(Entries taken from a collection)
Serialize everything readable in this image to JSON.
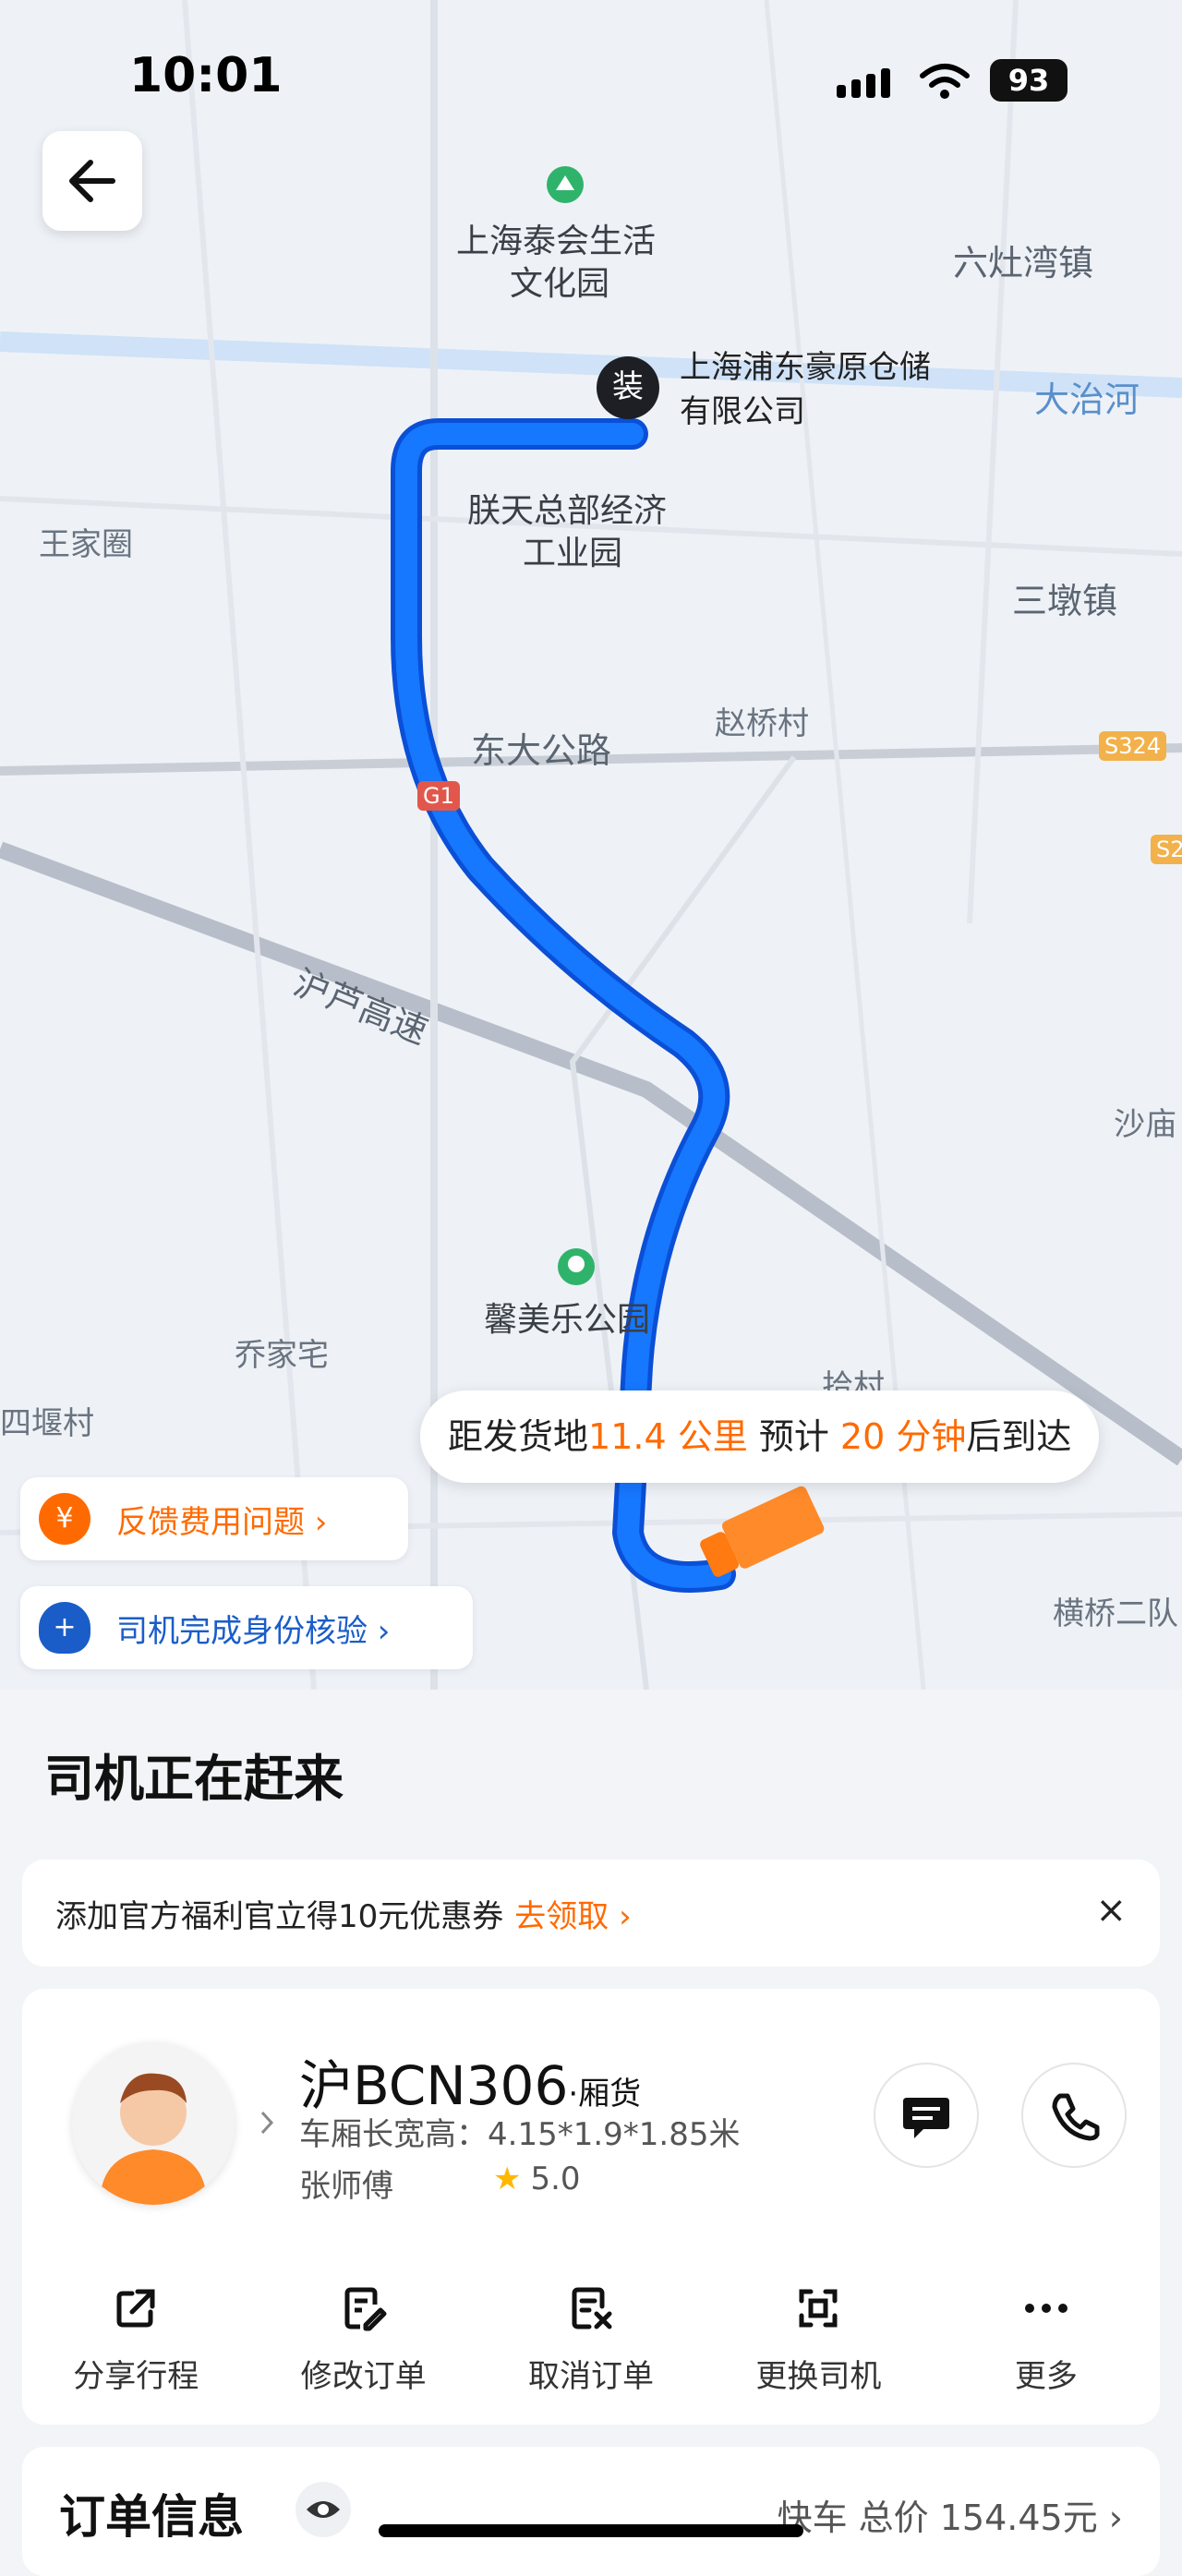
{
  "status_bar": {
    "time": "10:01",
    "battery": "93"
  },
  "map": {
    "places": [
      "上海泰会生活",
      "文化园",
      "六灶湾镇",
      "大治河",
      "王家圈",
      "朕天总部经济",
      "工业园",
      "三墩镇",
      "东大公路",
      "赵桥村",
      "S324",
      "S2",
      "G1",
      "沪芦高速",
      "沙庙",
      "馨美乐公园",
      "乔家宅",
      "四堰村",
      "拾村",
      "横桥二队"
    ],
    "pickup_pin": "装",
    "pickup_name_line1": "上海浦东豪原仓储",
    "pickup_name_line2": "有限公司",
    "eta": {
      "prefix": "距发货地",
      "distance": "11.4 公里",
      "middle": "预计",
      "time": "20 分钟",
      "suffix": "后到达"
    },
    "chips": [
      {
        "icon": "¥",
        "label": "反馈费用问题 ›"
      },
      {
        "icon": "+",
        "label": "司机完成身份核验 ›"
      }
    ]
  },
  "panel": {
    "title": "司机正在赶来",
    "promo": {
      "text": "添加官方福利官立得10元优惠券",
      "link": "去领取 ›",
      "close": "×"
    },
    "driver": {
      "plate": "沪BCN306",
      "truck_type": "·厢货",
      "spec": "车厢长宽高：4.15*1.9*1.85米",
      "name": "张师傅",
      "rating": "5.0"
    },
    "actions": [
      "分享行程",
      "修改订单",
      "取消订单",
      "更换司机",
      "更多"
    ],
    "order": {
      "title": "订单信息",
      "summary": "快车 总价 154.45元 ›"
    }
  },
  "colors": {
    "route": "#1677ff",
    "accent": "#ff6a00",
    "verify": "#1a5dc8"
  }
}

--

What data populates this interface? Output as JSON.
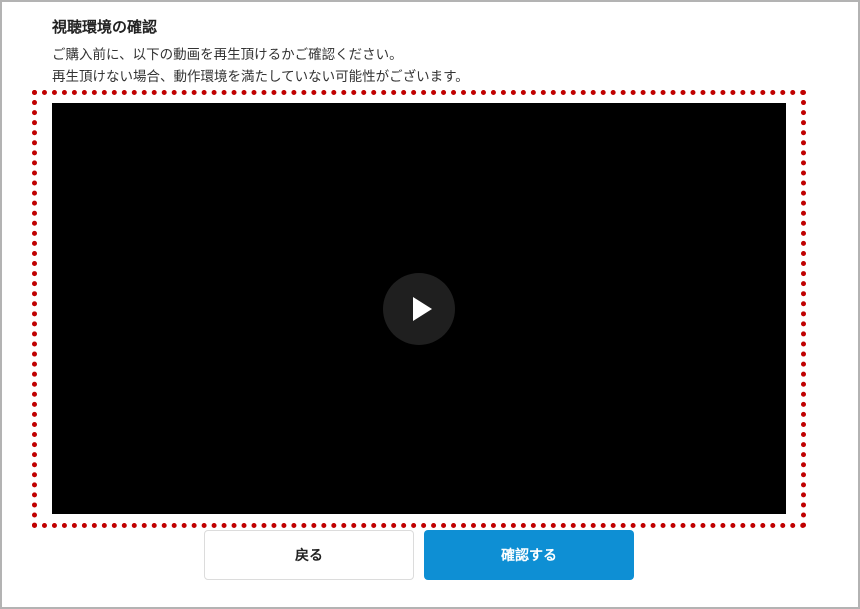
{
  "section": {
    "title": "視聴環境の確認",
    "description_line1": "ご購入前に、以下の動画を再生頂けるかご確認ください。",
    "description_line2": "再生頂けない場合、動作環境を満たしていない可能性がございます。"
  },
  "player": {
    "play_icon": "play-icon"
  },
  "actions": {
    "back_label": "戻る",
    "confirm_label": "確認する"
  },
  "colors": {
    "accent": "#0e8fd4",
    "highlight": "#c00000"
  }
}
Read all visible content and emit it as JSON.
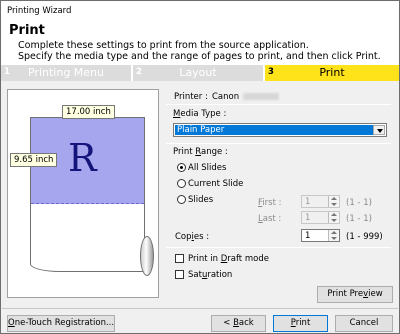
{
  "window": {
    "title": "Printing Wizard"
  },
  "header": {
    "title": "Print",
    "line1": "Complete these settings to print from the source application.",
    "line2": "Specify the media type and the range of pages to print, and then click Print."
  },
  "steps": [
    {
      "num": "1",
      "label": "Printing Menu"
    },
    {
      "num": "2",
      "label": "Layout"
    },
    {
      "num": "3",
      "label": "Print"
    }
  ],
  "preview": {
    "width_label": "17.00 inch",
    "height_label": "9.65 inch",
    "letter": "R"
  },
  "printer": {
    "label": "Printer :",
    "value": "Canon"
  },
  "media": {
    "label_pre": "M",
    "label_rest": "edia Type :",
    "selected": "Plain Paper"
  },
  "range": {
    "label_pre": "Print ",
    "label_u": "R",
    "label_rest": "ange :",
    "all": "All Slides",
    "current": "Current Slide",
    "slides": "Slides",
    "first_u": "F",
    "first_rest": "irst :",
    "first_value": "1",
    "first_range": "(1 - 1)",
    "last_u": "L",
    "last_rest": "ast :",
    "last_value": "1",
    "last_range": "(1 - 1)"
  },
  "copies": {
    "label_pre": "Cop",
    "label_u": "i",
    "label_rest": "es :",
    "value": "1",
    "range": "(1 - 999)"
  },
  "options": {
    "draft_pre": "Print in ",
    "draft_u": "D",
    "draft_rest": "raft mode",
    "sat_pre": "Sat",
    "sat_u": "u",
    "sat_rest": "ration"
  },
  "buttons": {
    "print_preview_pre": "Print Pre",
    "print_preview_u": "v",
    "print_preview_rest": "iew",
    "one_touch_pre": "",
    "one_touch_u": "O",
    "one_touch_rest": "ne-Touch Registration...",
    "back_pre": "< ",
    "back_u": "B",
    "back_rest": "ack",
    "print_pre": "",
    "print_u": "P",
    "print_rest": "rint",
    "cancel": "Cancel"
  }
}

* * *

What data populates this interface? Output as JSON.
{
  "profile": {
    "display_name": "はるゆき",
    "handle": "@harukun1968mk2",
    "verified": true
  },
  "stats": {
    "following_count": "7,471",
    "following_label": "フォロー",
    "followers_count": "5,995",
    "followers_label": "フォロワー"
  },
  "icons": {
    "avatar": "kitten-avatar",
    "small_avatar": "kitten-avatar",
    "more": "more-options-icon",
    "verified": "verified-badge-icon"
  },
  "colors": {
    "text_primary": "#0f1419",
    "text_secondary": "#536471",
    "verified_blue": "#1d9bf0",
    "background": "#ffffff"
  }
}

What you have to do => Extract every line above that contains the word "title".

Response =>
    "title": "司机正在赶来",
      "title": "订单信息",
    "title": "視聴環境の確認",
    "title": "Printing Wizard"
    "title": "Print",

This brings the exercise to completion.